┌──
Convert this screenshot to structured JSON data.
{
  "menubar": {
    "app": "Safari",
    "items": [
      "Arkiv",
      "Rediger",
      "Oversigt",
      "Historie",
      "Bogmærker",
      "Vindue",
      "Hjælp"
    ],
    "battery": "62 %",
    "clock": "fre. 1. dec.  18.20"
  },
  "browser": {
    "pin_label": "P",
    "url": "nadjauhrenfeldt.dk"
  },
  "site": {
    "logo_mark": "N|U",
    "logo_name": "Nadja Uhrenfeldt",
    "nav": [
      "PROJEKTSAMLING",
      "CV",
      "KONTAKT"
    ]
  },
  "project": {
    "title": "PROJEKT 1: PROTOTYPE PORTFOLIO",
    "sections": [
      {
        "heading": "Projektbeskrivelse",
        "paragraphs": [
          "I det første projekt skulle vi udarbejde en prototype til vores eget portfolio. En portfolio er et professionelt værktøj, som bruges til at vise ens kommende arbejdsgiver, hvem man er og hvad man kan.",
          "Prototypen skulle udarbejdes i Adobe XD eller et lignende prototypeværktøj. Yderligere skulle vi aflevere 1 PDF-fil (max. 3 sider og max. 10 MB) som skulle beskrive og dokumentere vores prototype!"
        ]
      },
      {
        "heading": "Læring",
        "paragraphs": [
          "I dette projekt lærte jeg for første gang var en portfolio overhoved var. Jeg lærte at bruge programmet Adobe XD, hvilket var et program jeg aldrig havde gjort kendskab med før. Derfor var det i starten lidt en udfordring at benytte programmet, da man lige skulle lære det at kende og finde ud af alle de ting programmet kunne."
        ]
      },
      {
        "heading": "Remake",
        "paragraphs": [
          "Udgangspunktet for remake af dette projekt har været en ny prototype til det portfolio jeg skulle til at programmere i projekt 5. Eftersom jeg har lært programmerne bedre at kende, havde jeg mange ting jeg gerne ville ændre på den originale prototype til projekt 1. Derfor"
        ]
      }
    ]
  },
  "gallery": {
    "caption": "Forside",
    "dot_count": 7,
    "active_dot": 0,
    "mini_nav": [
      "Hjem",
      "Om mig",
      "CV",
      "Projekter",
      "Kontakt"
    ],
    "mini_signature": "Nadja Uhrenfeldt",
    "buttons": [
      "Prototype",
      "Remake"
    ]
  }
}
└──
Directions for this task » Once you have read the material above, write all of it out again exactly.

Solution for this exercise »
Convert this screenshot to structured JSON data.
{
  "menubar": {
    "app": "Safari",
    "items": [
      "Arkiv",
      "Rediger",
      "Oversigt",
      "Historie",
      "Bogmærker",
      "Vindue",
      "Hjælp"
    ],
    "battery": "62 %",
    "clock": "fre. 1. dec.  18.20"
  },
  "browser": {
    "pin_label": "P",
    "url": "nadjauhrenfeldt.dk"
  },
  "site": {
    "logo_mark": "N|U",
    "logo_name": "Nadja Uhrenfeldt",
    "nav": [
      "PROJEKTSAMLING",
      "CV",
      "KONTAKT"
    ]
  },
  "project": {
    "title": "PROJEKT 1: PROTOTYPE PORTFOLIO",
    "sections": [
      {
        "heading": "Projektbeskrivelse",
        "paragraphs": [
          "I det første projekt skulle vi udarbejde en prototype til vores eget portfolio. En portfolio er et professionelt værktøj, som bruges til at vise ens kommende arbejdsgiver, hvem man er og hvad man kan.",
          "Prototypen skulle udarbejdes i Adobe XD eller et lignende prototypeværktøj. Yderligere skulle vi aflevere 1 PDF-fil (max. 3 sider og max. 10 MB) som skulle beskrive og dokumentere vores prototype!"
        ]
      },
      {
        "heading": "Læring",
        "paragraphs": [
          "I dette projekt lærte jeg for første gang var en portfolio overhoved var. Jeg lærte at bruge programmet Adobe XD, hvilket var et program jeg aldrig havde gjort kendskab med før. Derfor var det i starten lidt en udfordring at benytte programmet, da man lige skulle lære det at kende og finde ud af alle de ting programmet kunne."
        ]
      },
      {
        "heading": "Remake",
        "paragraphs": [
          "Udgangspunktet for remake af dette projekt har været en ny prototype til det portfolio jeg skulle til at programmere i projekt 5. Eftersom jeg har lært programmerne bedre at kende, havde jeg mange ting jeg gerne ville ændre på den originale prototype til projekt 1. Derfor"
        ]
      }
    ]
  },
  "gallery": {
    "caption": "Forside",
    "dot_count": 7,
    "active_dot": 0,
    "mini_nav": [
      "Hjem",
      "Om mig",
      "CV",
      "Projekter",
      "Kontakt"
    ],
    "mini_signature": "Nadja Uhrenfeldt",
    "buttons": [
      "Prototype",
      "Remake"
    ]
  }
}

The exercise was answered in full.